Editor's note: LZ Granderson, who writes a weekly column for CNN.com, was named journalist of the year by the National Lesbian and Gay Journalists Association and is a 2011 Online Journalism Award finalist for commentary. He is a senior writer and columnist for ESPN the Magazine and ESPN.com. Follow him on Twitter: @locs_n_laughs.
By LZ Granderson, CNN Contributor
(CNN) - In 2009, Brad Paisley released the song "Welcome to the Future" from his album "American Saturday Night."
In it, he sings about all the cultural changes he's witnessed in his life, including the evolving demographics of the country. He includes glowing references to the Rev. Martin Luther King Jr. and Rosa Parks. The election of Barack Obama inspired him to write it.

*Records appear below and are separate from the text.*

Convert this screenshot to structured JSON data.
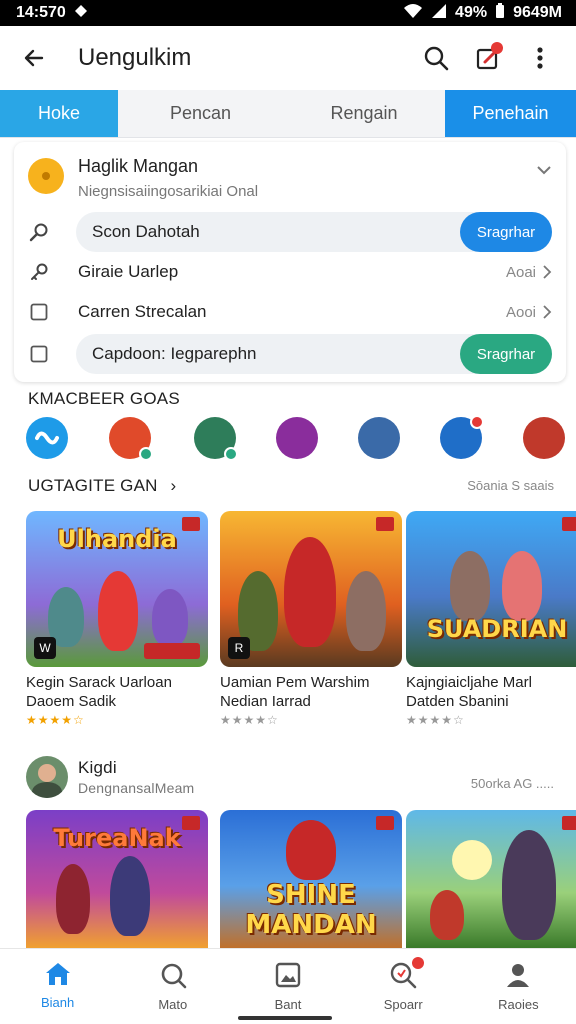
{
  "status_bar": {
    "time": "14:570",
    "battery": "49%",
    "right_text": "9649M"
  },
  "app_bar": {
    "title": "Uengulkim"
  },
  "tabs": [
    {
      "label": "Hoke"
    },
    {
      "label": "Pencan"
    },
    {
      "label": "Rengain"
    },
    {
      "label": "Penehain"
    }
  ],
  "card": {
    "title": "Haglik Mangan",
    "subtitle": "Niegnsisaiingosarikiai Onal",
    "rows": [
      {
        "label": "Scon Dahotah",
        "button": "Sragrhar"
      },
      {
        "label": "Giraie Uarlep",
        "meta": "Aoai"
      },
      {
        "label": "Carren Strecalan",
        "meta": "Aooi"
      },
      {
        "label": "Capdoon: Iegparephn",
        "button": "Sragrhar"
      }
    ]
  },
  "section1": {
    "title": "KMACBEER GOAS"
  },
  "avatars": [
    {
      "name": "app-1",
      "color": "#1e9be8"
    },
    {
      "name": "app-2",
      "color": "#e04a2a"
    },
    {
      "name": "app-3",
      "color": "#2e7d5a"
    },
    {
      "name": "app-4",
      "color": "#8a2d9c"
    },
    {
      "name": "app-5",
      "color": "#3a6aa8"
    },
    {
      "name": "app-6",
      "color": "#1f6ec8"
    },
    {
      "name": "app-7",
      "color": "#c0392b"
    }
  ],
  "section2": {
    "title": "UGTAGITE GAN",
    "right": "Sōania S saais"
  },
  "games": [
    {
      "logo": "Ulhandia",
      "name": "Kegin Sarack Uarloan Daoem Sadik",
      "stars": "★★★★☆"
    },
    {
      "logo": "",
      "name": "Uamian Pem Warshim Nedian Iarrad",
      "stars": "★★★★☆"
    },
    {
      "logo": "SUADRIAN",
      "name": "Kajngiaicljahe Marl Datden Sbanini",
      "stars": "★★★★☆"
    }
  ],
  "section3": {
    "title": "Kigdi",
    "subtitle": "DengnansalMeam",
    "right": "50orka AG ....."
  },
  "games2": [
    {
      "logo": "TureaNak"
    },
    {
      "logo": "SHINE MANDAN"
    },
    {
      "logo": ""
    }
  ],
  "bottom_nav": [
    {
      "label": "Bianh",
      "icon": "home-icon"
    },
    {
      "label": "Mato",
      "icon": "search-icon"
    },
    {
      "label": "Bant",
      "icon": "image-icon"
    },
    {
      "label": "Spoarr",
      "icon": "chat-search-icon"
    },
    {
      "label": "Raoies",
      "icon": "profile-icon"
    }
  ],
  "colors": {
    "accent": "#1e88e5",
    "tab_active": "#2aa6e6",
    "green_button": "#2aa882"
  }
}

It's important to keep all of that in mind because for some, Paisley's latest song, "Accidental Racist," is making him look like an intentional one. I am reminded of an adage (but with a twist): No good ditty goes unpunished.
"Accidental" attempts to address a subject matter so few artists in country music are willing to do, which makes Paisley a brave man in so many ways.
Country music fans are notorious for excommunicating those whom they perceive as undesirable (see Wright, Chely). Despite Paisley's immense popularity, if he makes one misstep, everything could be snatched away. And attempting to bring a blue state conversation to red state radio could be one of those missteps.
"I'm not proud that people's ancestors were beaten and held in bondage," Paisley told USA Today. "But I am sure as heck proud of the farm I live on and the Confederate soldier buried there."
Infusing such a dichotomy into a song can be powerful. Unfortunately, "Accidental" sucks as a song. The chorus reeks like a '90s boy band ballad.
But its greatest sin is that in Paisley's effort to push for racial harmony, it miscasts the country's racial tension - with emphasis on the Confederate flag and Abraham Lincoln - as a distant thing of the past. A relic.
Please do a real report on Man Verses Machine. Now that’s a scoop.
I'd say slavery is a relic as well, and it's used as an excuse from everything from gang violence to affirmative action.
What defines you? Maybe it’s the shade of your skin, the place you grew up, the accent in your words, the make up of your family, the gender you were born with, the intimate relationships you chose to have or your generation? As the American identity changes we will be there to report it. In America is a venue for creative and timely sharing of news that explores who we are. Reach us at firstname.lastname@example.org.
Send Feedback | Subscribe